Since until recently subversion could not handle true merging and since none of the conversion tools are able to detect branch merging, it was decided to convert subversion trunk/ and the release branches into a single repository and handle the vendor branches as submodules. After examining git-svnimport (oddly deprecated), svn2git and svn-all-fast-export I decided to settle on svn-all-fast-export. There are a number of reasons for this:
- The ability to pick out certain parts of the tree and send them to new locations in separate output repositories
- It is significantly faster than the others (15 minutes for the whole repository rather than 15 hours)
This was used to convert the primary trunk+release branches and the vendor branches. The only downside of this program (apart from the complete absence of documentation, the dependency on QT4, and a requirement that the author be contacted before it can be made to work) is that .gitignore files are not created from svn:ignore properties.
The command is run as
% svn-all-fast-export --identity-map=authors.txt configfile /jac_sw/svnroot/starlink
where authors.txt is a file mapping the svn user id to a Name <email> syntax (no equals sign, unlike svn2git and git-svnimport).
SVN Full History
Since the main conversion was dropping all branch and tag information, I felt it was important to make that information available somehow, so a full conversion was done using git-svnimport, generating .gitignore files.

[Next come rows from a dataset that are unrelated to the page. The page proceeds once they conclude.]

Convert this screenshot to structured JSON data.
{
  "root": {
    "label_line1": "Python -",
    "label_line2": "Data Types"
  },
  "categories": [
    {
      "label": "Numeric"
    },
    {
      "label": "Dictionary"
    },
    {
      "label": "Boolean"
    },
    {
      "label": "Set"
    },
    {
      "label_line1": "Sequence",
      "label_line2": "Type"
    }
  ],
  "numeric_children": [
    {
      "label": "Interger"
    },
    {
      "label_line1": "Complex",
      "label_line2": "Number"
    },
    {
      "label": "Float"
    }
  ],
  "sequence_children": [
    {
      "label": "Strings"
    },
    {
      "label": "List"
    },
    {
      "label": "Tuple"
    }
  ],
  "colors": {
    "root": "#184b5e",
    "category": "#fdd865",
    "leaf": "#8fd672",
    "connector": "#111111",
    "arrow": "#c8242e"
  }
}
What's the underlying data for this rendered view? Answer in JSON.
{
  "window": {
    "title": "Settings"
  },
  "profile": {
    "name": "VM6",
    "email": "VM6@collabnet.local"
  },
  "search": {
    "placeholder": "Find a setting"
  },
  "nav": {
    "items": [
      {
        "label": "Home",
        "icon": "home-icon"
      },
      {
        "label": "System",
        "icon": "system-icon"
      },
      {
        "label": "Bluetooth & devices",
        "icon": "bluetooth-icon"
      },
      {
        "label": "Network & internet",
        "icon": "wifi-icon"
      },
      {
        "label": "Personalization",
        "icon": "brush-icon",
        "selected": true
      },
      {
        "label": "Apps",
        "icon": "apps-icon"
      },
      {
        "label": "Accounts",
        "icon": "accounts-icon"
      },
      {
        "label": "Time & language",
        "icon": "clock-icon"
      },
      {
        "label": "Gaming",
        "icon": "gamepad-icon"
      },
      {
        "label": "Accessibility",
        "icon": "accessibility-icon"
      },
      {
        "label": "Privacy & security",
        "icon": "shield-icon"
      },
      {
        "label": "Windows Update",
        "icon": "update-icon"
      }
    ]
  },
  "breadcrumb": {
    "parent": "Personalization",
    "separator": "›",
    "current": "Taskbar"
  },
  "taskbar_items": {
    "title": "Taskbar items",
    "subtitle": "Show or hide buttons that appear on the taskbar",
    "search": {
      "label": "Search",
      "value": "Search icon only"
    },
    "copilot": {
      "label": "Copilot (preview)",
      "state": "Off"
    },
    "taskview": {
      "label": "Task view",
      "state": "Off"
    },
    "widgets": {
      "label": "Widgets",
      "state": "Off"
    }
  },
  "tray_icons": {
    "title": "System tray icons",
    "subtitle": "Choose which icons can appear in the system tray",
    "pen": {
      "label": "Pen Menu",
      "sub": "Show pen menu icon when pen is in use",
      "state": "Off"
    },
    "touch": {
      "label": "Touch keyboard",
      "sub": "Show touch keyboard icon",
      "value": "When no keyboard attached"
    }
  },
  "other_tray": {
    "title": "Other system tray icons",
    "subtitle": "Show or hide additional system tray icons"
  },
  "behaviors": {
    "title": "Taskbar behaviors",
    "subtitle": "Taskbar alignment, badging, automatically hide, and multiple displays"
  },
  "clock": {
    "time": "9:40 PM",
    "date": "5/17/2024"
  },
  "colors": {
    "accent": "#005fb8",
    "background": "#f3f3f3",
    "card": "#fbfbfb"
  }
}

git svnimport -r -A /Volumes/jachome/authors.txt -I .gitignore -v svn+ssh://malama/jac_sw/svnroot/starlink
Automatic merge detection was disabled. This read only repository is at starlink-allsvn.git
The gaia-dev feature branch was problematic since it was a branch that contained just the gaia and skycat sub-trees. In the end we created a patch set from the git-svnimport import (by using git-format-patch from the branch point), created a proper feature branch from master on the svn-all-fast-export checkout, and then applied the patch set using git-am. This seems to work.